**Work to be completed**
Set down all of the entries exactly, leaving nothing out.

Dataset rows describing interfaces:
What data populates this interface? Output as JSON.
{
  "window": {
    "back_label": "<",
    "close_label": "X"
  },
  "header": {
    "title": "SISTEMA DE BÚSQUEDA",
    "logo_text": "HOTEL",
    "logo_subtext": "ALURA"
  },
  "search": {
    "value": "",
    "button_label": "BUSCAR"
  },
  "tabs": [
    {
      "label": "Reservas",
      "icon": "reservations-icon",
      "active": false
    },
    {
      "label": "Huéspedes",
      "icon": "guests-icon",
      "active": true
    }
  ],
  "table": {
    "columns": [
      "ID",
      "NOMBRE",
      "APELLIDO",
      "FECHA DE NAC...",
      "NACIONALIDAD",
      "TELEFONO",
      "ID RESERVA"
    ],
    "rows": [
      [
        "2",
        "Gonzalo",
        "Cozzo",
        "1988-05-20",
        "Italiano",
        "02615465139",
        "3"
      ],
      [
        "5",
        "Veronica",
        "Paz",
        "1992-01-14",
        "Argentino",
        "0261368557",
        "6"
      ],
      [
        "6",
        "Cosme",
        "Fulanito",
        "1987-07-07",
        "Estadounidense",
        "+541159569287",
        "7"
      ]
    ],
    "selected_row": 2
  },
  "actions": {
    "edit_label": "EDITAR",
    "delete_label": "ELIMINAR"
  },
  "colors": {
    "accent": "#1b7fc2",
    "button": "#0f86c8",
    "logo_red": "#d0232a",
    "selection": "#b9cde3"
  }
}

**Exercise response**
What data populates this interface? Output as JSON.
{
  "window": {
    "back_label": "<",
    "close_label": "X"
  },
  "header": {
    "title": "SISTEMA DE BÚSQUEDA",
    "logo_text": "HOTEL",
    "logo_subtext": "ALURA"
  },
  "search": {
    "value": "",
    "button_label": "BUSCAR"
  },
  "tabs": [
    {
      "label": "Reservas",
      "icon": "reservations-icon",
      "active": false
    },
    {
      "label": "Huéspedes",
      "icon": "guests-icon",
      "active": true
    }
  ],
  "table": {
    "columns": [
      "ID",
      "NOMBRE",
      "APELLIDO",
      "FECHA DE NAC...",
      "NACIONALIDAD",
      "TELEFONO",
      "ID RESERVA"
    ],
    "rows": [
      [
        "2",
        "Gonzalo",
        "Cozzo",
        "1988-05-20",
        "Italiano",
        "02615465139",
        "3"
      ],
      [
        "5",
        "Veronica",
        "Paz",
        "1992-01-14",
        "Argentino",
        "0261368557",
        "6"
      ],
      [
        "6",
        "Cosme",
        "Fulanito",
        "1987-07-07",
        "Estadounidense",
        "+541159569287",
        "7"
      ]
    ],
    "selected_row": 2
  },
  "actions": {
    "edit_label": "EDITAR",
    "delete_label": "ELIMINAR"
  },
  "colors": {
    "accent": "#1b7fc2",
    "button": "#0f86c8",
    "logo_red": "#d0232a",
    "selection": "#b9cde3"
  }
}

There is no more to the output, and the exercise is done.